▶ Exercise
For the records below, give the count of lines holding the word "Created" and nothing more.

▶ The data
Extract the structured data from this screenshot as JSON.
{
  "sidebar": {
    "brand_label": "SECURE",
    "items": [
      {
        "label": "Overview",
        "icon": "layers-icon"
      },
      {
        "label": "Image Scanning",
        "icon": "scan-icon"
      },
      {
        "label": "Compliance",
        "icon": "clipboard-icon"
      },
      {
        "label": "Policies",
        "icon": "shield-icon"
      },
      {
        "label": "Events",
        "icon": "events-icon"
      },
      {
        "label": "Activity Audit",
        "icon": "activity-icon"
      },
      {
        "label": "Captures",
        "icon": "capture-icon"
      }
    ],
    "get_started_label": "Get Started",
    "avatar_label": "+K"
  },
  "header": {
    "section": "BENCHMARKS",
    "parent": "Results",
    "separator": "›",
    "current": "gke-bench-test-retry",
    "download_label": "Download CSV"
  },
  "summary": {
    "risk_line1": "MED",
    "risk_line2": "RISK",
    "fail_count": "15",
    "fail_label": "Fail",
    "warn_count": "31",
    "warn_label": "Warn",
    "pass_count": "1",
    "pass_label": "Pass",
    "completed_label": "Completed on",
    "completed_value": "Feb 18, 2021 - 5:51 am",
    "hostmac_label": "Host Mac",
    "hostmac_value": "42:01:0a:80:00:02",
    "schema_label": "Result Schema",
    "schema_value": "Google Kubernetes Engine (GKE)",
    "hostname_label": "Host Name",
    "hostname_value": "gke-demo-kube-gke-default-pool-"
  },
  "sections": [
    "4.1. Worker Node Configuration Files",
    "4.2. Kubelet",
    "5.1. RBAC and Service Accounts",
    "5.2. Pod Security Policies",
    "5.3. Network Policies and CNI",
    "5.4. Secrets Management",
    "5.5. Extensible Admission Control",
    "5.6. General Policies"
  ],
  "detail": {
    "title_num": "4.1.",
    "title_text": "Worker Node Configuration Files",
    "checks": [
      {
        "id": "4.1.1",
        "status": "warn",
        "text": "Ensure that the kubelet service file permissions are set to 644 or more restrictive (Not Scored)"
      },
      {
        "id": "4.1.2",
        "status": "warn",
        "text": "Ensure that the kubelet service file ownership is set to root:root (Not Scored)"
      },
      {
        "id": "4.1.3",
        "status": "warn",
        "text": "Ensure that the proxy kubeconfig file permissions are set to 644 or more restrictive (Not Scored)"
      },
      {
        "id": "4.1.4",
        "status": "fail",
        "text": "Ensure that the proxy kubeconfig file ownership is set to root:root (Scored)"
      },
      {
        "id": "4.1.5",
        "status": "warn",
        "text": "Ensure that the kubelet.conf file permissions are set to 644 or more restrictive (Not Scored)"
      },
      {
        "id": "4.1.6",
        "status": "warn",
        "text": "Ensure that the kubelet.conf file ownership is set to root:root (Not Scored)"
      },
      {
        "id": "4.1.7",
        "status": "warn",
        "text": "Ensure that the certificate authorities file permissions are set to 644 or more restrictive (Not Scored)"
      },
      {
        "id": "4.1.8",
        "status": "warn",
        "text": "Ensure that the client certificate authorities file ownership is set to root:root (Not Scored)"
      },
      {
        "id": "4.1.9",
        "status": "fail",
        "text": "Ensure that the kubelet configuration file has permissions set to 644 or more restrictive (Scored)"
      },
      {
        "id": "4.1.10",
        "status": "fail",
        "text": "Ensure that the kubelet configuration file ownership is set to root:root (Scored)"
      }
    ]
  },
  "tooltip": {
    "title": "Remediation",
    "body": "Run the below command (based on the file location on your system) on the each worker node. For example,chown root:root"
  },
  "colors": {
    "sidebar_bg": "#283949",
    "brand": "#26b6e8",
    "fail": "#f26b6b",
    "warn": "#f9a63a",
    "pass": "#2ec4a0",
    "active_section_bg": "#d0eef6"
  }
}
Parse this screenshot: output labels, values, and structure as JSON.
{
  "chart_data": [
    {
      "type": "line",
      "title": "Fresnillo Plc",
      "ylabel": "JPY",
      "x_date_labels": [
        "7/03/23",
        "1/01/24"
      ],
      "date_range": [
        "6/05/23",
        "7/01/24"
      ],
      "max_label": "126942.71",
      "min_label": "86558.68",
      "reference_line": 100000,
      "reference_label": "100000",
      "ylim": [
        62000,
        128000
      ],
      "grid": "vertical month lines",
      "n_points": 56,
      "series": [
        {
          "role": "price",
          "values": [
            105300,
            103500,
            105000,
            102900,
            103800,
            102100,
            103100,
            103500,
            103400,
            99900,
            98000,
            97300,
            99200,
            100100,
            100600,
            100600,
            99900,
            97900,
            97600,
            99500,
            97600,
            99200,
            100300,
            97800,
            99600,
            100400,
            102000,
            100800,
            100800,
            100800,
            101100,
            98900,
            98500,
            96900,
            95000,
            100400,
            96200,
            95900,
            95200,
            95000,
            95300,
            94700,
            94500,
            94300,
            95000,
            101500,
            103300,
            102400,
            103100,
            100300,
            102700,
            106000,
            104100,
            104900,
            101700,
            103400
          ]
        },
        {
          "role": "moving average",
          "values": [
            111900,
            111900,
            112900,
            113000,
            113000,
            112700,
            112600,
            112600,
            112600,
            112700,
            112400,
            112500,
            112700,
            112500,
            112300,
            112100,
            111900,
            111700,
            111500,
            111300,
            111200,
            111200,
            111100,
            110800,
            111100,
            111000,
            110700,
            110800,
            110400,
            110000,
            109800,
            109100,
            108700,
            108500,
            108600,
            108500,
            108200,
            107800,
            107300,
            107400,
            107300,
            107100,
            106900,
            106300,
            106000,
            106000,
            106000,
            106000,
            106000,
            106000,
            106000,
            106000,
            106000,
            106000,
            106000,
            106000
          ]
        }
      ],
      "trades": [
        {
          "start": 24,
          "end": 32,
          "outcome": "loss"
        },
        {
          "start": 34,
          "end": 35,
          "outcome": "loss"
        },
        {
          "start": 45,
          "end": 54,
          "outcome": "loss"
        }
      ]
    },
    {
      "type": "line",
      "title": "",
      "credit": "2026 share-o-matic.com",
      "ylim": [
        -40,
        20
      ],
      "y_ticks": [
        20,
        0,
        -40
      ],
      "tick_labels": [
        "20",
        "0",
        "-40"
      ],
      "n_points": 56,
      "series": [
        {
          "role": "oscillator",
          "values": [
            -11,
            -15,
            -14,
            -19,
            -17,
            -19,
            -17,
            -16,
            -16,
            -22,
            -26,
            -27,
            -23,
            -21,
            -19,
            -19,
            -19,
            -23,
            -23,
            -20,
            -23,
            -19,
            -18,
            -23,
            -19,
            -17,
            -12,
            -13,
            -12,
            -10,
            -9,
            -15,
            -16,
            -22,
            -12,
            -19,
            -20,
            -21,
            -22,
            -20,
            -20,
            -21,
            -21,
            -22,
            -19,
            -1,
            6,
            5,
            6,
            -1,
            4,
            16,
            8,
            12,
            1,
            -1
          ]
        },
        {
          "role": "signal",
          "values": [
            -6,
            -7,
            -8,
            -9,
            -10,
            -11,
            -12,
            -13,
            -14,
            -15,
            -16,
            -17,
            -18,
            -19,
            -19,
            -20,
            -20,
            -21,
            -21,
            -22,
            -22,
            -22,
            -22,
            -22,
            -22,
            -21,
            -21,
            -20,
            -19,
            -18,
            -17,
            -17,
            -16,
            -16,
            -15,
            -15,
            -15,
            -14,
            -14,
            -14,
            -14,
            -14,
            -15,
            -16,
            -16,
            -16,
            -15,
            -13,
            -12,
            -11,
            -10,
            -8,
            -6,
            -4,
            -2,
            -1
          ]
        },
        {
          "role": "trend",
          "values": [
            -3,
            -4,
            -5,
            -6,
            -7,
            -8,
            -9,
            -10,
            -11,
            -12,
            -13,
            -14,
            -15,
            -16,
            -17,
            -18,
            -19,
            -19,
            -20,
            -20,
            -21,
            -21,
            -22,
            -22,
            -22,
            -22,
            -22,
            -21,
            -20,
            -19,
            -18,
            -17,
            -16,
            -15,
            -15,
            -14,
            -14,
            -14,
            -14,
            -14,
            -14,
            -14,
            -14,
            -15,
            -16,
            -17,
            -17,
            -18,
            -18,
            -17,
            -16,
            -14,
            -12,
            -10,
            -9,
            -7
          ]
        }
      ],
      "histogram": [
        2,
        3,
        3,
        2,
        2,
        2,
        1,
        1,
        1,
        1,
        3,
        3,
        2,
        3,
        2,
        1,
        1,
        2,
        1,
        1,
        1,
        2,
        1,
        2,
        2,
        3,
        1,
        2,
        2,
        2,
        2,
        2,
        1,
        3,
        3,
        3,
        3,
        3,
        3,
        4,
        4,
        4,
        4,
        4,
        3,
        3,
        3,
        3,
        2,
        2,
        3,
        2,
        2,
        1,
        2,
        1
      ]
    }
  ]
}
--
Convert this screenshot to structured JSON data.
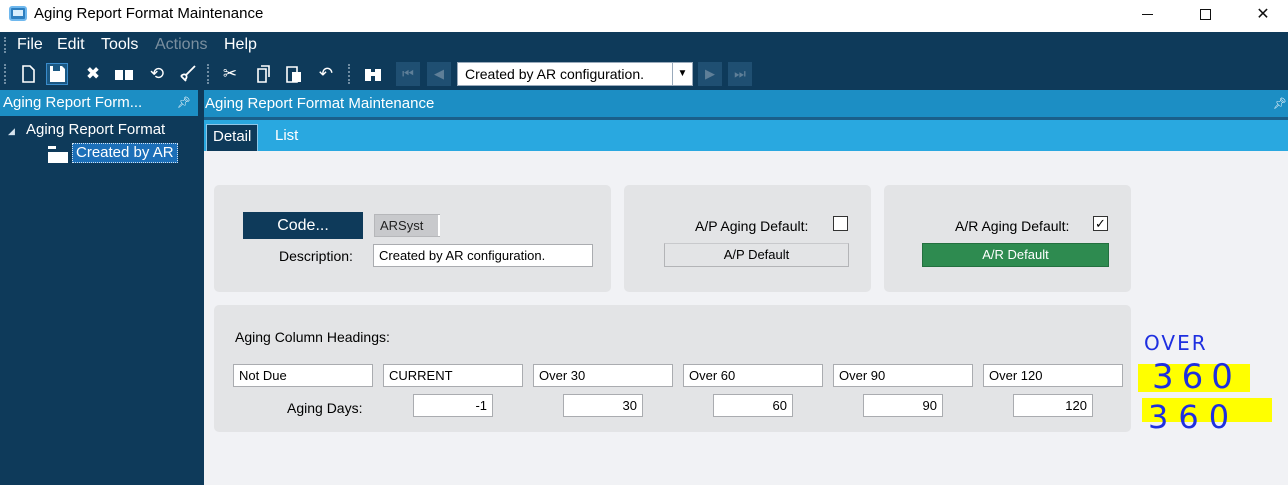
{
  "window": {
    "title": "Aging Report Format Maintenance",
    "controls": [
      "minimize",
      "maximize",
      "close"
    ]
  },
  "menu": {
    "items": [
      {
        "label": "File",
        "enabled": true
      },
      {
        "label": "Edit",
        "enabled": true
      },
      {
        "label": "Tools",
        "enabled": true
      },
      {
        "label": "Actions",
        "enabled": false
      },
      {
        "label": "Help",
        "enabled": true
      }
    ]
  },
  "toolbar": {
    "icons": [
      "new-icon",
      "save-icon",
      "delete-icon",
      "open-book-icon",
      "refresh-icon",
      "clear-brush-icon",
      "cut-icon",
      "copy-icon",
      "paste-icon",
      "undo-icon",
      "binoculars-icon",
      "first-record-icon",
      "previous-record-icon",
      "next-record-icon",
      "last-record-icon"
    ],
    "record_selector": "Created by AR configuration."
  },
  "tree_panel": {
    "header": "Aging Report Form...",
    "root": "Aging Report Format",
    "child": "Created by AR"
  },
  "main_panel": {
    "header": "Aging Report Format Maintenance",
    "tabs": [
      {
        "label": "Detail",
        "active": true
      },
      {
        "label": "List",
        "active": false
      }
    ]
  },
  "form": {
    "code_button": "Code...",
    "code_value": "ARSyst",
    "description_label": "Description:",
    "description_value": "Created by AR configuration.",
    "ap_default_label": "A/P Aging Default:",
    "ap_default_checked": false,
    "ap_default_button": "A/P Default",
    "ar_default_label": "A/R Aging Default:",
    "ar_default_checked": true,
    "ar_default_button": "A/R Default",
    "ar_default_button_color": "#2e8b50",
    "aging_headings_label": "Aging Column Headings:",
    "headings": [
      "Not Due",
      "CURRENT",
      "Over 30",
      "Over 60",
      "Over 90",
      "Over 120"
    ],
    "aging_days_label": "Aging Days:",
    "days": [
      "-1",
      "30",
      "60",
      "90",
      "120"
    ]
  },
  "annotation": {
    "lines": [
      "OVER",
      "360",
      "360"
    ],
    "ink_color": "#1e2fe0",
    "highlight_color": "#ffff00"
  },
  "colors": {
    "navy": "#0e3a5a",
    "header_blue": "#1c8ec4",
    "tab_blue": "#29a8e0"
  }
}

▶ Solution to this exercise
3